The least visited of the ferry-served islands, Shaw Island (pop. 200) is primarily residential and remains essentially undeveloped, with second-growth forests covering most of the land. No trespassing signs limit access to all but a few beaches. You won't find any B&Bs, cottage industries, or bike rental places on the island, but for campers and day-trippers seeking solitude this can make for the perfect getaway.
By law, the Little Portion Store (360/468-2288) at the ferry landing is the only business allowed. The store itself sells groceries, along with beer, wine, and chocolate for decadence. You can learn more about Shaw on the Shaw Island Association’s website: www.shawislanders.org .
Shaw Island Historical Museum (360/468-4068) is housed in a small log cabin at the intersection of Blind Bay and Hoffman Cove Roads. It’s open 2–4 p.m. Tuesday, 10 a.m.–noon Thursday, and 2–4 p.m. Saturday (the same hours as the adjacent library). Out front is a reef-netting fishing boat similar to those still used to fish for salmon in the San Juans. Across the way is the Little Red Schoolhouse, an old one-room grade school on the National Register of Historic Places.

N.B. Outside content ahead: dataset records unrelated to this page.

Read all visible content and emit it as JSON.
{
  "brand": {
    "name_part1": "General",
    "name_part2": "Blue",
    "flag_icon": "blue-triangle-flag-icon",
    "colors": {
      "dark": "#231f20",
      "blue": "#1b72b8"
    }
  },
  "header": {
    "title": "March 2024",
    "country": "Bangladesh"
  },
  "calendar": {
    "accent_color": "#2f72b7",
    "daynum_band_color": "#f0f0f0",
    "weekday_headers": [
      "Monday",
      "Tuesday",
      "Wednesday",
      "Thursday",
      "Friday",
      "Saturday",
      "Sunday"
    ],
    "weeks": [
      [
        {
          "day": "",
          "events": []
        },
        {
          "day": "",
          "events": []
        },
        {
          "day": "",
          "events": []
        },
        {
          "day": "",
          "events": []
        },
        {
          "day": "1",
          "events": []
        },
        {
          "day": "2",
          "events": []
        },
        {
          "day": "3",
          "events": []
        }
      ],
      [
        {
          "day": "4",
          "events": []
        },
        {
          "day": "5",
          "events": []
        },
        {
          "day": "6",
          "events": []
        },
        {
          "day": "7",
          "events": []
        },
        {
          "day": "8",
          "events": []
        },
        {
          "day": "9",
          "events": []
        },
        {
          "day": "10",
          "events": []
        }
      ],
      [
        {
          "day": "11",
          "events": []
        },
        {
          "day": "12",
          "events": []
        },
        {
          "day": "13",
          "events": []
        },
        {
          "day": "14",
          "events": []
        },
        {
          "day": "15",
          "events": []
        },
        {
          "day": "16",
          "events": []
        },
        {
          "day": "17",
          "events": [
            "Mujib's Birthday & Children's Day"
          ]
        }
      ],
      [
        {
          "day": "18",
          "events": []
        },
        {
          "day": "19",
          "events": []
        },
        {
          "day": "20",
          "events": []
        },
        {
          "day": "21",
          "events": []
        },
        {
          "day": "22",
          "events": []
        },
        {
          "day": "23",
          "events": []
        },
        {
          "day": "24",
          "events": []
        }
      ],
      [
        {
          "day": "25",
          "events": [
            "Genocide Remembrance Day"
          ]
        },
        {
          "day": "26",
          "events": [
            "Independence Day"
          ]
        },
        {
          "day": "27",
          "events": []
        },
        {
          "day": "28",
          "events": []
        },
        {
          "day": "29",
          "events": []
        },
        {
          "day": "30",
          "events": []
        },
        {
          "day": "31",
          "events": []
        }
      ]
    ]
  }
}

South Beach County Park (a.k.a. Shaw Island County Park, www.co.san-juan.wa.us/parks ), two miles south of the ferry landing, has a dozen in-the-trees campsites ($10–12), a picnic area, boat launch, and limited drinking water. There are no showers. There are no other camping or lodging options on Shaw, so advance reservations (360/378-1842; $5 fee) are recommended on summer weekends. The 65-acre park is best known for its long beach, where you'll often find sand dollars. The campground is open year-round.
The University of Washington’s  Cedar Rock Biological Preserve is a quiet, off-the-beaten-path place on the south end of Hoffman Cove Road. A trail leads through fields, woods, and past small coves.